For me, the challenge is to resist such a stark choice. The contrast just does not ring true. After all, my mother was my teacher. And for me, part of the legacy of Hahn’s German Jewish writers is that they offer a gendered alternative to the authority of ancient rabbis. The Jewesses Hahn writes about include women both with and without children who lived rich lives of Jewish letters. For all of these Jewish women, relationships, intimacies, and intellectual labors were intertwined. If asked to choose, they would have had to have chosen both or all of their identities; they could not have separated out the teachers and the parents. The identities of these German Jewish women, like those of contemporary Jewish feminists who also refuse to choose or to split off pieces of themselves, are rich and complicated. And I count myself among these women, knowing that this is, in part, what has enabled all of us to write.

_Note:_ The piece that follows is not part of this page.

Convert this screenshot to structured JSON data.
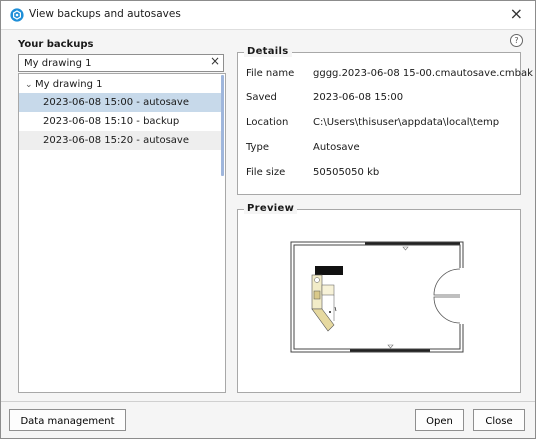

Over the past number of years, I have watched my best friend’s daughter as she has played with dolls, jumped on a trampoline, and fallen in love with baseball. And I have often done this from a distance, not always knowing exactly my role. Here again, there are few role models. Even still, I want to imagine that the very different choices my friend and I have made about our lives might someday come to matter to this young girl, and to other generations of women. In the end, I do not want these girls—or any of us—to have to choose among these things. I want there to be room for all kinds of permutations, all kinds of contradictory desires; I don’t want to imagine that the decision to have or not to have children need feel so fraught.
I write in the present not knowing for whom my words will resonate. What I do know is that I have students and friends who get it. Unlike many writers with children, I am not at all sure who will bury me or in what ground I will find my final resting place. These tropes are invoked in many works of intimate public writing and performance where the addressee is the writer’s or the artist’s own child or children. I do not have this convention to rely on. I do not know who will ultimately receive my work, take it in, and make it her or his own. And, to be honest, I do not know who will say Kaddish for me. But this is an unknowing I am willing to live with. What I have learned from many women, and especially my own mother, is that I have some say about these things. However difficult these choices might sometimes feel, I do have some agency in these matters. I need not become the idealized rabbinic teacher to justify my role as a woman writer, a woman without children. To do that would be to refuse to appreciate the labors of all of the women who came before me, those with and those without children, as well as my contemporaries. And I refuse to do that. Instead, I want to imagine more possibilities. I want us all to be able to live more fully the lives we choose. In my case, this means being able to read and write and teach and mentor, not always having to justify my choices. In a strange way, I think that this has made me a better teacher and writer.